If you ever tried raising debt capital from a bank, you know that lenders base their decisions on business cash flow. In other words, the key consideration is whether the business can repay the loan in full and on time.
Lenders build in the risk into the debt service coverage ratio. This gives the bank the extra margin of safety if the business earnings dip temporarily. Typical DSCR expected by commercial lenders is in the range of 1.25 – 1.5.
Banker’s main worry: default
In addition, banks expect that some loans may go sour. To address the risk of default, your bank will look for some collateral. Business owners can expect that only a fraction of their business asset values can be pledged as a loan collateral.
Typical business asset values as loan collateral
Accounts receivable, adjusted for uncollectible bad debt may fetch close to 75% of their book value, the finished goods inventory around 50-60%. Hard business assets such as furniture, fixtures and equipment (FF&E) are likely to be worth about 50% of their fair market value when offered as collateral.
Some banks may even be willing to accept certain intangible assets, especially the readily marketable trademarks, copyrights and patents. If a licensing agreement is in place, you can use the Discounted Cash Flow method to determine the value of such assets. Otherwise, you will need to research typical royalty rates and prepare a defensible income forecast for your intangible asset valuation.
Lenders: what are the business assets worth in a liquidation
Business owners and lenders often disagree on the value of business assets used as business loan collateral. The reasons are obvious: from the lender’s perspective a low-risk loan is one offered to a business with plenty of stable cash flow backed by a valuable, highly marketable asset base.
If the loan goes bad, the bank will look to dispose of these assets quickly. Hence, your lender is likely to use the so-called liquidation premise when valuing your business assets.
Business owners: what is the cost to replace business assets?
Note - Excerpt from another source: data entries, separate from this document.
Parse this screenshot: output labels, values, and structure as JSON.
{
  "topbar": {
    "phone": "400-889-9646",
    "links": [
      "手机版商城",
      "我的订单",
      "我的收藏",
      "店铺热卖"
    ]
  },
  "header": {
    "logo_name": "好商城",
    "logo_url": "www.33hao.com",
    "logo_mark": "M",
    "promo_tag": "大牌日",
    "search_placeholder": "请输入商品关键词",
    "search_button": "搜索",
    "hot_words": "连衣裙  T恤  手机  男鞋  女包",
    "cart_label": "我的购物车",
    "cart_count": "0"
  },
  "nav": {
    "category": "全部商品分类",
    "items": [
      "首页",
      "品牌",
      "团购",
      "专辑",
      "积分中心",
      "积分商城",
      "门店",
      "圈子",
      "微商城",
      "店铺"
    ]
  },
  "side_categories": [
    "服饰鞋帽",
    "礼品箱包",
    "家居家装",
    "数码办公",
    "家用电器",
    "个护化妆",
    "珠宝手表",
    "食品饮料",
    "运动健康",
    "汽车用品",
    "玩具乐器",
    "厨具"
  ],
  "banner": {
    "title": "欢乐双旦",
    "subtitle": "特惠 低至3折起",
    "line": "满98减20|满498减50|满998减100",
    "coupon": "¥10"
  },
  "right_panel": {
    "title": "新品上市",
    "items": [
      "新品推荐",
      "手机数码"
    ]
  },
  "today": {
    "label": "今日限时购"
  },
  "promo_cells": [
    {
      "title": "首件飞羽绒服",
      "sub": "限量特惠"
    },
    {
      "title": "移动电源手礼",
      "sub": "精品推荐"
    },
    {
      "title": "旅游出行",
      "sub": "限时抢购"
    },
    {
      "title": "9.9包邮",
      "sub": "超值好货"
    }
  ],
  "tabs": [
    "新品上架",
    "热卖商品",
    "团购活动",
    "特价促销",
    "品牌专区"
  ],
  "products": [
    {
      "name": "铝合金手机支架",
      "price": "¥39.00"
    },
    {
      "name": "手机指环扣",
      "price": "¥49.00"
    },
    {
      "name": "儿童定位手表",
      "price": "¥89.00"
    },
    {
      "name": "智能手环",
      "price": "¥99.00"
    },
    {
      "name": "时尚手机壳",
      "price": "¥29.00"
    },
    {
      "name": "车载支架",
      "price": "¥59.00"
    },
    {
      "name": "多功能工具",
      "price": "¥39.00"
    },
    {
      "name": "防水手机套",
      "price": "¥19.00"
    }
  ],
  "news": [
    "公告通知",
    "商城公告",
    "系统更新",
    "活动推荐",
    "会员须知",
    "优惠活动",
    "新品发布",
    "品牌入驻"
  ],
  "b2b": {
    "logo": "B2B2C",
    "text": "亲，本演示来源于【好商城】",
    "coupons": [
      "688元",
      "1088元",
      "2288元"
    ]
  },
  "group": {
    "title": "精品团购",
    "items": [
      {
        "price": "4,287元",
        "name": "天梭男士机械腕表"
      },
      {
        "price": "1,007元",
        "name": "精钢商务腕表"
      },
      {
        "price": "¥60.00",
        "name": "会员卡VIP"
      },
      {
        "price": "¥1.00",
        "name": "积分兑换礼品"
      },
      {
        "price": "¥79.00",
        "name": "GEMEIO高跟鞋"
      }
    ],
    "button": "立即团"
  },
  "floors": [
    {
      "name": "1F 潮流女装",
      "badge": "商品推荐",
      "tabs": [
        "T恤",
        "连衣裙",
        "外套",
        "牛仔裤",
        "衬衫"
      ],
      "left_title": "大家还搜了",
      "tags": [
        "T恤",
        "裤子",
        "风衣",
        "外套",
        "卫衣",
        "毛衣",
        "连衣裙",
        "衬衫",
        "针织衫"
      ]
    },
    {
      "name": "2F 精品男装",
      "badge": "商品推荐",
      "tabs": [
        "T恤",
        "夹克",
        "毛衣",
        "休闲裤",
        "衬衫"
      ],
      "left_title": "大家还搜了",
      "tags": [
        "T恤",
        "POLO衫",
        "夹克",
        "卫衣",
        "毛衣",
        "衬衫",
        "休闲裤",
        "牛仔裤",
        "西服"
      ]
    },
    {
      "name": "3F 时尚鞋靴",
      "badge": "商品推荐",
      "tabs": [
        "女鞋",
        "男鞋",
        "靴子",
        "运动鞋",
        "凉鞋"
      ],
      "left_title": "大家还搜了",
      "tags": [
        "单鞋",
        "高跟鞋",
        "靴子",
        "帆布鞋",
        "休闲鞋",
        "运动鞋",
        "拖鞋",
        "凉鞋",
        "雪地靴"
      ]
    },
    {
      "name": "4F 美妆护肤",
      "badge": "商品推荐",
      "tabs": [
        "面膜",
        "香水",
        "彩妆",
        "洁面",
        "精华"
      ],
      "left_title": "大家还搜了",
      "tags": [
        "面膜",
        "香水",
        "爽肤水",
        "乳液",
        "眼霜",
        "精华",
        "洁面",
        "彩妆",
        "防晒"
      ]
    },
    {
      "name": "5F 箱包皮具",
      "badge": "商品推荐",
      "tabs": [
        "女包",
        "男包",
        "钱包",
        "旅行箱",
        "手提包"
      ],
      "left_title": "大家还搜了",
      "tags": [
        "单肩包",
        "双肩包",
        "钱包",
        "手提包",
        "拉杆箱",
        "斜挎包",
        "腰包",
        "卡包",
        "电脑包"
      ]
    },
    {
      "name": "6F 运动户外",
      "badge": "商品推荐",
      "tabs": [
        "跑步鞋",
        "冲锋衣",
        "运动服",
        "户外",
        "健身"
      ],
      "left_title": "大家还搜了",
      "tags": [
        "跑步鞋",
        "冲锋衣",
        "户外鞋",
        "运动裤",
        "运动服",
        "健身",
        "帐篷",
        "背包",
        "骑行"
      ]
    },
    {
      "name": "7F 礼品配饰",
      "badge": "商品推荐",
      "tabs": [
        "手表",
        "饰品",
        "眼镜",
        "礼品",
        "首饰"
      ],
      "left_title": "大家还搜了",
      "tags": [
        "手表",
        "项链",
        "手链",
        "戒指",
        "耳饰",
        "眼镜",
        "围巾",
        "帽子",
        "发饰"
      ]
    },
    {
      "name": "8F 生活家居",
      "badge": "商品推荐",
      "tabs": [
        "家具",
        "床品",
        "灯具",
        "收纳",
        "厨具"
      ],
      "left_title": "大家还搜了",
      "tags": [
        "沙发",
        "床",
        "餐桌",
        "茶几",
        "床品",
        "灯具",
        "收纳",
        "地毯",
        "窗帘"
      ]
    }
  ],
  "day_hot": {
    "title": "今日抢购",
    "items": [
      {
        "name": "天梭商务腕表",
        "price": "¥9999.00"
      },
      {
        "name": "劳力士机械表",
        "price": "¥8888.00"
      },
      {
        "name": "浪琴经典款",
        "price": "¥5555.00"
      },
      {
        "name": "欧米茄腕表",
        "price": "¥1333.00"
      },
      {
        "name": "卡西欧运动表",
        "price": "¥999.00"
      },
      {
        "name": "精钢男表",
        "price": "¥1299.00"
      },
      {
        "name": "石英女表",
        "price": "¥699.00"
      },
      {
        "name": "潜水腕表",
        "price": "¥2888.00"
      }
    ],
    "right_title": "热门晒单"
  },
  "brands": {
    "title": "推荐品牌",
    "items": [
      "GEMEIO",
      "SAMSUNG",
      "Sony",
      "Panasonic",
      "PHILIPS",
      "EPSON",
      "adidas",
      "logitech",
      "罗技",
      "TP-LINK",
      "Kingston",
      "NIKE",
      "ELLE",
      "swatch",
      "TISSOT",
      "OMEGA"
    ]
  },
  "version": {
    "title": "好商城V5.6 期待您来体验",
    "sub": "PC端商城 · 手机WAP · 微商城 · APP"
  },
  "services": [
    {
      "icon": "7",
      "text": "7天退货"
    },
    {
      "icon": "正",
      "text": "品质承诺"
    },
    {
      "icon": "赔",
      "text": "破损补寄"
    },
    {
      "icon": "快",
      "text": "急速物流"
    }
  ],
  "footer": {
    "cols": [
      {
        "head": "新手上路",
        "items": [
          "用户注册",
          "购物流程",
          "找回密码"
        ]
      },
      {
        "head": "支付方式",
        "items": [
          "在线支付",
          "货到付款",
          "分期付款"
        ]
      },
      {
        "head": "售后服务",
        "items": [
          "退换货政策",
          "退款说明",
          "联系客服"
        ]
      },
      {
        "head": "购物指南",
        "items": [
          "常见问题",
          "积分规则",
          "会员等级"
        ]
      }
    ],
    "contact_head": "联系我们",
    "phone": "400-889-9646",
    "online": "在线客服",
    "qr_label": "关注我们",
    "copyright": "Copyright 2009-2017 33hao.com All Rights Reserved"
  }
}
The fair market value of these assets can be considerably higher. Business owners often object to the lender’s business valuation results – after all, they know what their inventory is worth when sold in the normal course of business. Besides, it seems far more reasonable to value the FF&E on a replacement cost, value in use or going concern basis.
Different assumptions lead to differences in business valuation results!
Whose valuation is right? Actually, both sides are correct! As is the case with any business valuation, the assumptions drive the results. Put differently, the business owners and the lender use different premises of value – each based on their respective position.
Both the lender and business owners need to understand that this business value spread is normal, then work together to find an acceptable compromise.